Celibacy in Context – Postscript
The same friend who alerted me to the First Things priestly celibacy article I discussed briefly here passed on an op-ed from the New York Times which I “surprisingly” missed: “Sex and the Single Priest” by Bill Keller. In it, Keller presents the same dusty, shopworn case for the Roman Church to lift the discipline of priestly celibacy (“It drives away married men!”) while treating historical Church doctrine and discipline as a bunch of crumbly old rules made-up by men that the Church follows out of blind fidelity to the past (or something). He then contrasts the wicked and unloving medievalism of the contemporary Church with the vibrant, inclusive, and agape-saturated mirth found in so-called marginal “Catholic” communities that embrace married clergy, female ordination, and same-sex marriages. I have a hard time believing that the people who read this blog haven’t heard this story before. The story you rarely hear, however, is how decrepit many of these marginal communities are. Their membership tends to be well north of 50 and their “clergy” make the bulk of French Catholic priests look like spring chickens. Moreover, as any person with an iota of theological training will tell you, all of these groups are definitively outside the Catholic Church. Moreover, while it’s possible (though not likely) that some of their rogue clergy can perform valid sacraments (this assumes that these are men who were originally ordained by a Catholic bishop), all of them are illicit and mortally sinful. So, really, why should faithful Catholics give a rip? (I couldn’t care less how fun and exciting it is at Mars Hill Bible Church in Grand Rapids, Michigan; I’m not going to save my soul there.) Keller’s other remarks on the “awfulness” of Roman Catholic priestly celibacy are anecdotal in nature. He closes his piece with a quote from one wayward ex-Catholic priest who states that had the celibacy discipline been lifted, he and others “would have remained in active ministry.” If that’s not a powerful argument for retaining the discipline, I don’t know what is.

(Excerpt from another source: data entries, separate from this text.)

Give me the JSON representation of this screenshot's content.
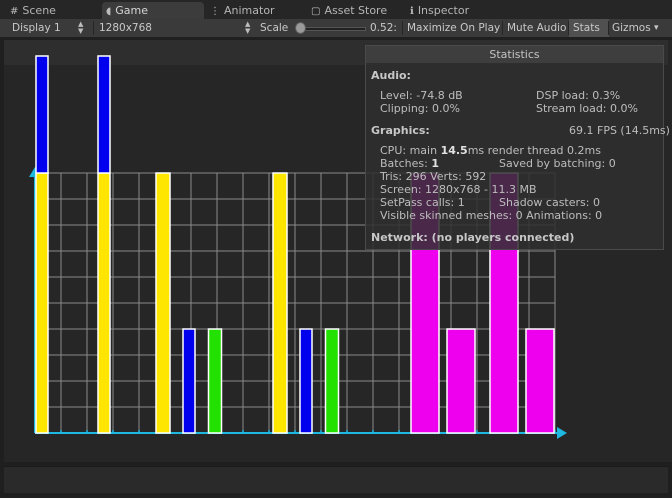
{
  "tabs": [
    {
      "icon": "scene-icon",
      "glyph": "#",
      "label": "Scene"
    },
    {
      "icon": "game-icon",
      "glyph": "◖",
      "label": "Game"
    },
    {
      "icon": "animator-icon",
      "glyph": "⋮",
      "label": "Animator"
    },
    {
      "icon": "asset-store-icon",
      "glyph": "▢",
      "label": "Asset Store"
    },
    {
      "icon": "info-icon",
      "glyph": "ℹ",
      "label": "Inspector"
    }
  ],
  "toolbar": {
    "display": "Display 1",
    "resolution": "1280x768",
    "scale_label": "Scale",
    "scale_value": "0.52:",
    "scale_fraction": 0.05,
    "maximize": "Maximize On Play",
    "mute": "Mute Audio",
    "stats": "Stats",
    "gizmos": "Gizmos"
  },
  "stats": {
    "title": "Statistics",
    "audio_header": "Audio:",
    "level": "Level: -74.8 dB",
    "dsp": "DSP load: 0.3%",
    "clipping": "Clipping: 0.0%",
    "stream": "Stream load: 0.0%",
    "graphics_header": "Graphics:",
    "fps": "69.1 FPS (14.5ms)",
    "cpu_prefix": "CPU: main ",
    "cpu_main": "14.5",
    "cpu_suffix": "ms  render thread 0.2ms",
    "batches_prefix": "Batches: ",
    "batches": "1",
    "saved": "Saved by batching: 0",
    "tris": "Tris: 296  Verts: 592",
    "screen": "Screen: 1280x768 - 11.3 MB",
    "setpass": "SetPass calls: 1",
    "shadow": "Shadow casters: 0",
    "skinned": "Visible skinned meshes: 0  Animations: 0",
    "network": "Network: (no players connected)"
  },
  "scene": {
    "colors": {
      "yellow": "#ffe600",
      "blue": "#0000ee",
      "green": "#22e000",
      "magenta": "#ee00ee",
      "axis": "#1fb8e0",
      "grid": "#8a8a8a"
    },
    "bars": [
      {
        "color": "yellow",
        "value": 10,
        "stack": 4.5,
        "stack_color": "blue"
      },
      {
        "color": "yellow",
        "value": 10,
        "stack": 4.5,
        "stack_color": "blue"
      },
      {
        "color": "yellow",
        "value": 10
      },
      {
        "color": "blue",
        "value": 4
      },
      {
        "color": "green",
        "value": 4
      },
      {
        "color": "yellow",
        "value": 10
      },
      {
        "color": "blue",
        "value": 4
      },
      {
        "color": "green",
        "value": 4
      },
      {
        "color": "magenta",
        "value": 10
      },
      {
        "color": "magenta",
        "value": 4
      },
      {
        "color": "magenta",
        "value": 10
      },
      {
        "color": "magenta",
        "value": 4
      }
    ]
  }
}
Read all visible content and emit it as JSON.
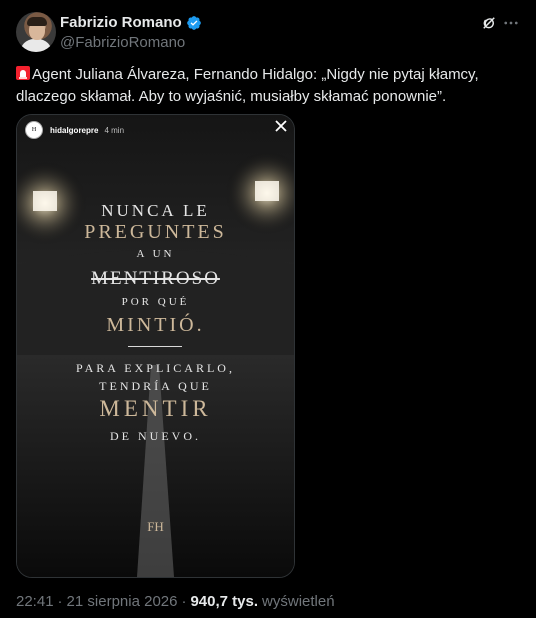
{
  "author": {
    "display_name": "Fabrizio Romano",
    "handle": "@FabrizioRomano",
    "verified": true
  },
  "icons": {
    "verified": "verified-badge-icon",
    "grok": "grok-icon",
    "more": "more-icon",
    "siren": "siren-icon",
    "close": "close-icon"
  },
  "tweet": {
    "text": "Agent Juliana Álvareza, Fernando Hidalgo: „Nigdy nie pytaj kłamcy, dlaczego skłamał. Aby to wyjaśnić, musiałby skłamać ponownie”."
  },
  "media": {
    "story_user": "hidalgorepre",
    "story_time": "4 min",
    "avatar_text": "H",
    "quote_lines": [
      "NUNCA LE",
      "PREGUNTES",
      "A UN",
      "MENTIROSO",
      "POR QUÉ",
      "MINTIÓ.",
      "PARA EXPLICARLO,",
      "TENDRÍA QUE",
      "MENTIR",
      "DE NUEVO."
    ],
    "monogram": "FH"
  },
  "footer": {
    "time": "22:41",
    "date": "21 sierpnia 2026",
    "views_count": "940,7 tys.",
    "views_label": "wyświetleń",
    "separator": "·"
  },
  "colors": {
    "background": "#000000",
    "text": "#e7e9ea",
    "muted": "#71767b",
    "verified": "#1d9bf0",
    "gold": "#cdb89a"
  }
}
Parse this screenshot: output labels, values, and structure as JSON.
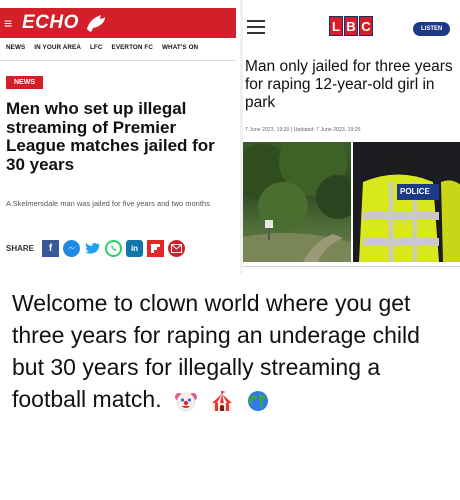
{
  "echo": {
    "logo": "ECHO",
    "nav": [
      "NEWS",
      "IN YOUR AREA",
      "LFC",
      "EVERTON FC",
      "WHAT'S ON"
    ],
    "tag": "NEWS",
    "headline": "Men who set up illegal streaming of Premier League matches jailed for 30 years",
    "standfirst": "A Skelmersdale man was jailed for five years and two months",
    "share_label": "SHARE",
    "share_icons": [
      "facebook-icon",
      "messenger-icon",
      "twitter-icon",
      "whatsapp-icon",
      "linkedin-icon",
      "flipboard-icon",
      "email-icon"
    ],
    "brand_color": "#d31f2a"
  },
  "lbc": {
    "logo_letters": [
      "L",
      "B",
      "C"
    ],
    "listen_label": "LISTEN",
    "headline": "Man only jailed for three years for raping 12-year-old girl in park",
    "dates": "7 June 2023, 19:20 | Updated: 7 June 2023, 19:25",
    "police_label": "POLICE",
    "accent_color": "#1d3a8a"
  },
  "caption": {
    "text": "Welcome to clown world where you get three years for raping an underage child but 30 years for illegally streaming a football match.",
    "emojis": [
      "clown-face-emoji",
      "circus-tent-emoji",
      "globe-emoji"
    ]
  }
}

To be honest, I don’t have much of a dog in the priestly celibacy wars which seem to be heating up again after Pope Francis made one of his characteristic offhand remarks on the topic. Before rejoining the Catholic Church, I used to discuss the topic “from an Orthodox point of view” with a Catholic friend of mine. He was of the opinion that the day would probably come where the Roman Church either lifted or relaxed the celibacy discipline but that the present time, with its obsessing over sexual libertinism and the inalienable right to orgasms, was not ripe. He worried — as other Catholics still worry — that a change in the discipline will be used by left-leaning ideologues to further promote their morally and spiritually reckless agendas while potentially opening the floodgates for men who share in that agenda to occupy more positions of power in the Church. Even if relaxing the discipline resulted in a spike in seminary enrollment, would the Church even want to ordain them? Speaking anecdotally from the standpoint of my time in American Orthodoxy, I came across a few too many Orthodox converts (mostly ex-Evangelicals) who were eager to run off to seminary the day after the Chrism dried on their heads in order to practice the ministry they believed they were “called to” during their guitar-strumming, Rob Bell-book reading days. Thankfully, as best as I could tell, it seemed good neither to the Holy Spirit nor these kids’ grumpy, bearded, and celibate hierarchs to ordain them. (Still, I am sure the seminaries were happy to relieve them of their money before conferring an academically useless degree.)
With that said, it’s worth remembering that if the Roman Catholic Church lifted or relaxed the celibacy discipline it would significantly, if not radically, transform the way many parishes operate. Supporting a single priest is one thing; supporting his whole family is something else. And while I recognize that celibates are not immune from the temptations of careerism, married clergy who, understandably, want the best materially for their family are going to be much more susceptible to it. In my Orthodox days I remember listening to Fr. Patrick Reardon (a now-married ex-Catholic priest who spent significant time in Episcopalianism) expound on this very topic in the context of the Episcopal communion, though he noted that part of it was driven by the fact married ministers could become bishops. In Orthodoxy (and Eastern Catholicism), bishops must be celibates. (In fact, they are often drawn from the monastic ranks.) There are other complicating factors to consider as well, including the level of time commitment one can expect/demand out of a married priest; how these priests would interface with a likely still-dominant culture of celibacy; sexual disciplines related to the performance of their ministry; and what, if any, implications the disciplinary shift might have for other practices, disciplines, and doctrines surrounding the Roman Catholic priesthood. None of these potential problems are probably insurmountable, but people are naïve — willfully perhaps — if they believe that by waiving the magic disciplinary wand, the Vatican can resolve all of the Church’s problems with a legion of married clerics.